At the end of March 1989, a general election with multiple candidates for president of the presidency of the Socialist Federal Republic of Yugoslavia was held, albeit still organised by the Socialist Association of the Working People. The outcome was that the surprise winner, running against Marko Bulc, the government’s official candidate, was one Janez Drnovšek, a relatively unknown public figure at the time.
In order to ensure increased sovereignty for the Republic, the Slovenian assembly adopted several amendments in September 1989. The Slovenian constitutional amendments were met by extreme opposition from the federal authorities and the leadership of the Yugoslav Communist Party, going to great lengths to prevent implementation. The YPA again threatened to declare a state of emergency. The authorities were especially critical of the amendments addressing the right to autonomous decision-making by the individual republics (although this right was included in all Slovenian and Yugoslav constitutions from 1946 onwards).
The Slovenian political scene diversified in the late autumn of 1989.
On 12 May 1988, the Slovene Farmers’ Alliance (SKZ) was established in Ljubljana, based on the Slovene Association of Cooperatives, and proclaiming itself a professional organisation. On 11 January 1989, the Slovene Democratic Alliance (SDZ), primarily a party of people working in culture and the arts, was established. On 16 February 1989, the Social Democrat Alliance of Slovenia was established, emerging from an independent union movement. In December 1987, France Tomšič founded the first independent union following a strike of Litostroj workers. The Christian social movement around the 2000 magazine grew in strength, and on 10 March, some of its followers disaffiliated from it and established their own party, the Slovene Christian Democrats. On 11 June, the Greens of Slovenia was founded, and later some other smaller alliances or parties.

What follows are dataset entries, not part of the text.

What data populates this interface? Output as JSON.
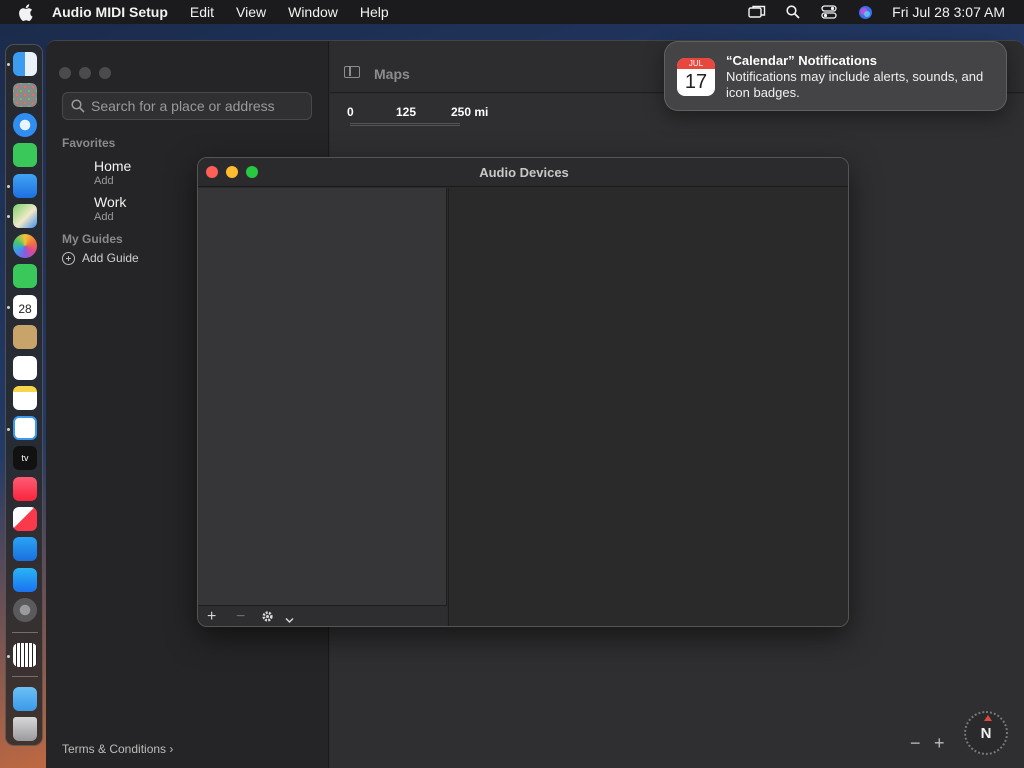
{
  "menubar": {
    "app_name": "Audio MIDI Setup",
    "items": [
      "Edit",
      "View",
      "Window",
      "Help"
    ],
    "clock": "Fri Jul 28  3:07 AM"
  },
  "maps": {
    "title": "Maps",
    "search_placeholder": "Search for a place or address",
    "favorites_title": "Favorites",
    "favorites": [
      {
        "name": "Home",
        "sub": "Add"
      },
      {
        "name": "Work",
        "sub": "Add"
      }
    ],
    "guides_title": "My Guides",
    "add_guide": "Add Guide",
    "terms": "Terms & Conditions",
    "scale": [
      "0",
      "125",
      "250 mi"
    ],
    "compass": "N",
    "zoom_out": "−",
    "zoom_in": "+"
  },
  "audio_window": {
    "title": "Audio Devices",
    "add_label": "+",
    "remove_label": "−"
  },
  "notification": {
    "cal_month": "JUL",
    "cal_day": "17",
    "title": "“Calendar” Notifications",
    "body": "Notifications may include alerts, sounds, and icon badges."
  },
  "colors": {
    "close": "#ff5f57",
    "minimize": "#febc2e",
    "zoom": "#28c840",
    "calendar_red": "#e8473d"
  }
}
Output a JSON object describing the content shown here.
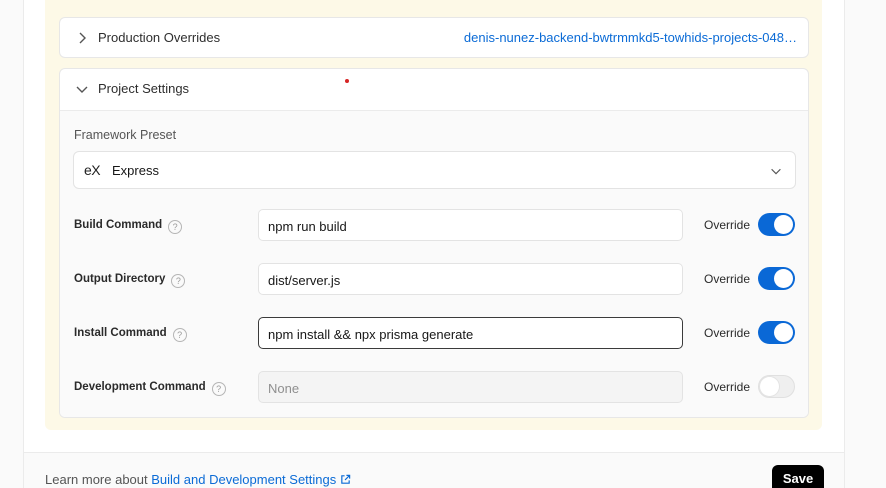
{
  "colors": {
    "accent": "#0a68d6",
    "link": "#0b6bd6",
    "warning_bg": "#fdf9e7"
  },
  "production_overrides": {
    "label": "Production Overrides",
    "value": "denis-nunez-backend-bwtrmmkd5-towhids-projects-048…"
  },
  "project_settings": {
    "label": "Project Settings",
    "framework_preset": {
      "label": "Framework Preset",
      "icon": "express-logo-icon",
      "logo_text": "eX",
      "selected": "Express"
    },
    "rows": [
      {
        "label": "Build Command",
        "value": "npm run build",
        "placeholder": "",
        "override_label": "Override",
        "override": true
      },
      {
        "label": "Output Directory",
        "value": "dist/server.js",
        "placeholder": "",
        "override_label": "Override",
        "override": true
      },
      {
        "label": "Install Command",
        "value": "npm install && npx prisma generate",
        "placeholder": "",
        "override_label": "Override",
        "override": true
      },
      {
        "label": "Development Command",
        "value": "",
        "placeholder": "None",
        "override_label": "Override",
        "override": false
      }
    ],
    "help_glyph": "?"
  },
  "footer": {
    "text": "Learn more about",
    "link_label": "Build and Development Settings",
    "save_label": "Save"
  }
}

Because of the constitution, the first alliances operated within the framework of the Socialist Alliance of Working People, but the passage of new election legislation in December 1989 allowed also for independent registrations. The former socio-political organisations were also transformed into parties. The League of Communists of Slovenia (ZKS), which won the majority of votes of any party in the elections, became the Party of Democratic Renewal (later the Social Democratic Party); the League of Socialist Youth of Slovenia became the Liberal Party, and the Socialist Alliance of the Working People became the Socialist Party.
A meeting at Cankarjev dom failed to produce an agreement between the government and the opposition on a common national programme, which is why, at the end of spring, two documents were drawn up: the May Declaration and the Fundamental Charter. The latter still sought a solution within the framework of the Yugoslav Federation, and advocated self-government. The May Declaration demanded independence of Slovenia and, only thereafter, possible links with other republics. It also demanded a multi-party system. The competition among supporters of the two documents was evident and many signed both. In the autumn, they tried to agree on an election during a so-called panel discussion organised by the Socialist Alliance of Working People, which also failed. The result was that the election legislation was passed by the National Assembly, while the opposition combined to form the Demos coalition.
Text: dr. Božo Repe